نتیجه گیری انگلیسی
In today’s global and competitive environment, firms should build an effective supplier base and select adequate partnerships by applying solid analytical techniques. In this paper, we present a new analytical technique, based on the ANFIS model, for supplier selection decision-making. After constructing the database, the model consists of two main stages: input selection with ANFIS, and building the ANFIS model using selected inputs from previous stage. To evaluate the efficiency of the model, MLR is applied to the same data; the ANFIS model we present outperformed the MLR according to the metrics of RMSE and MAPE. The ANFIS model we propose takes advantage of the learning capability of neural networks to build a useful analytic structure for decision-making related to supplier selection. From the point of view of a company, this structure can be easily applied to future purchasing decisions. To apply this strategy, decision makers from the company assign weightings for each assessment criteria for each alternative supplier.

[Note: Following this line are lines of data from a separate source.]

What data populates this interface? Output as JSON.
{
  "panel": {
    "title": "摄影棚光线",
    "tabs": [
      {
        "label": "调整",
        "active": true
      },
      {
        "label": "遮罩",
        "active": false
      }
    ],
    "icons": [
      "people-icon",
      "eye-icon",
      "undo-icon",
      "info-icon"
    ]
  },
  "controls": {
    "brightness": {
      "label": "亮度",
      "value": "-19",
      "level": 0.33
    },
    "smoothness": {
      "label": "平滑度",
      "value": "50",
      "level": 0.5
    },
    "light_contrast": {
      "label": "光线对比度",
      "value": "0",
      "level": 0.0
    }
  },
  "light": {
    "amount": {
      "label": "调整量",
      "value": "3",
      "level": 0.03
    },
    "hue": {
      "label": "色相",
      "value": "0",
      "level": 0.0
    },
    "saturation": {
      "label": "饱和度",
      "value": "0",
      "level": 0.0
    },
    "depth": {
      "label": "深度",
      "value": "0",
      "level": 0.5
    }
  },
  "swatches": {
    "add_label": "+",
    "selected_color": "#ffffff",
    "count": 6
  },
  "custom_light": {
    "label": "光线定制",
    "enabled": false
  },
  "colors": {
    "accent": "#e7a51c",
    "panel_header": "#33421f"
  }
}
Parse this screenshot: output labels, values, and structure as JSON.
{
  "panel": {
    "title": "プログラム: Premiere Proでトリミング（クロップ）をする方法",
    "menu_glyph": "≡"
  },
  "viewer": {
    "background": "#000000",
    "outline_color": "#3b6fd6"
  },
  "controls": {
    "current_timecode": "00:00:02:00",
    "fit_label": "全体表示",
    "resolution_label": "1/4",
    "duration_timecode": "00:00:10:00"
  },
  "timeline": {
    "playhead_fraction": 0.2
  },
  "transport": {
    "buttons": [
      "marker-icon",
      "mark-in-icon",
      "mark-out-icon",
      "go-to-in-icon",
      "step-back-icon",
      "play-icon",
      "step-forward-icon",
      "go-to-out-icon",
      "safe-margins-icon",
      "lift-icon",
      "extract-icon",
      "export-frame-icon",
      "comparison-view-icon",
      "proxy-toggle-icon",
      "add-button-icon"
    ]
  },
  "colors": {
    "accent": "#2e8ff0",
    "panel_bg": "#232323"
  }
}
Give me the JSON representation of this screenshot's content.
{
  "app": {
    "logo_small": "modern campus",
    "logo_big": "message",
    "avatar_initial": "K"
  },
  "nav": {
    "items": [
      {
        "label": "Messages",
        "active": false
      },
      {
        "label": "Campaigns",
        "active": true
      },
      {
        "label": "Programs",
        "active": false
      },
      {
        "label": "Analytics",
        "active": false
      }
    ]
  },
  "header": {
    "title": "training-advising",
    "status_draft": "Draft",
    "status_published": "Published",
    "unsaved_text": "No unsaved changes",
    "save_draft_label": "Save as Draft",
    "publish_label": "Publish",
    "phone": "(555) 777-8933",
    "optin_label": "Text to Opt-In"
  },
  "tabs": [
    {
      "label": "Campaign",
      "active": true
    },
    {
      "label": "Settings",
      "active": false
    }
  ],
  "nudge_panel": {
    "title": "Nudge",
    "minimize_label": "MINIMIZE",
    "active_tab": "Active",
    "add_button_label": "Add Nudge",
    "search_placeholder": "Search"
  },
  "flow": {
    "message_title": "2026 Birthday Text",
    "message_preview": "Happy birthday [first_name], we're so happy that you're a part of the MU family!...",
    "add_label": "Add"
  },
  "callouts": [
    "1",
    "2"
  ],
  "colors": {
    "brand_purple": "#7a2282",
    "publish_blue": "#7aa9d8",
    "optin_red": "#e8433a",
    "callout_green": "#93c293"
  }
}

Then, the ANFIS system calculates output values that model the sales share of each supplier. Finally, the company can purchase items based on the obtained results. This decision support system facilitates the purchasing and decision making process of the company. This improved decision-making process provides a competitive advantage for the company, helping it to compete in the textile marketplace. The ANFIS model we have developed is robust with respect to the probable types of changes in the business. For example, if a new supplier enters consideration, or if the company decides to discontinue its relationship with an existing supplier, the ANFIS model will still work with the same criteria structure. On the other hand, if experts decide to incorporate a new criterion, the model loses efficiency because its method of producing results depends on application of historical data. If the company anticipates that the criteria structure will change in the future, the database structure should be constructed with consideration for these planned changes. For future work, other criteria reducing methods, such as clustering analysis, principal component analysis, linear discriminant analysis, and independent component analysis, may be applied with ANFIS for the supplier selection problem. However, the input selection phase we presented in this paper is also based on ANFIS. This is preferred because it presents a quick and straightforward method for input selection and a comprehensive solution that contains ANFIS in the implementation stages. If the problem includes multiple outputs, extended versions of ANFIS exist, such as Coactive neuro-fuzzy inference system (CANFIS) and multiple ANFIS (MANFIS). Finally, integration of ANFIS with linear programming may be considered as a topic for future research in problems with various constraints such as capacity and budgeting.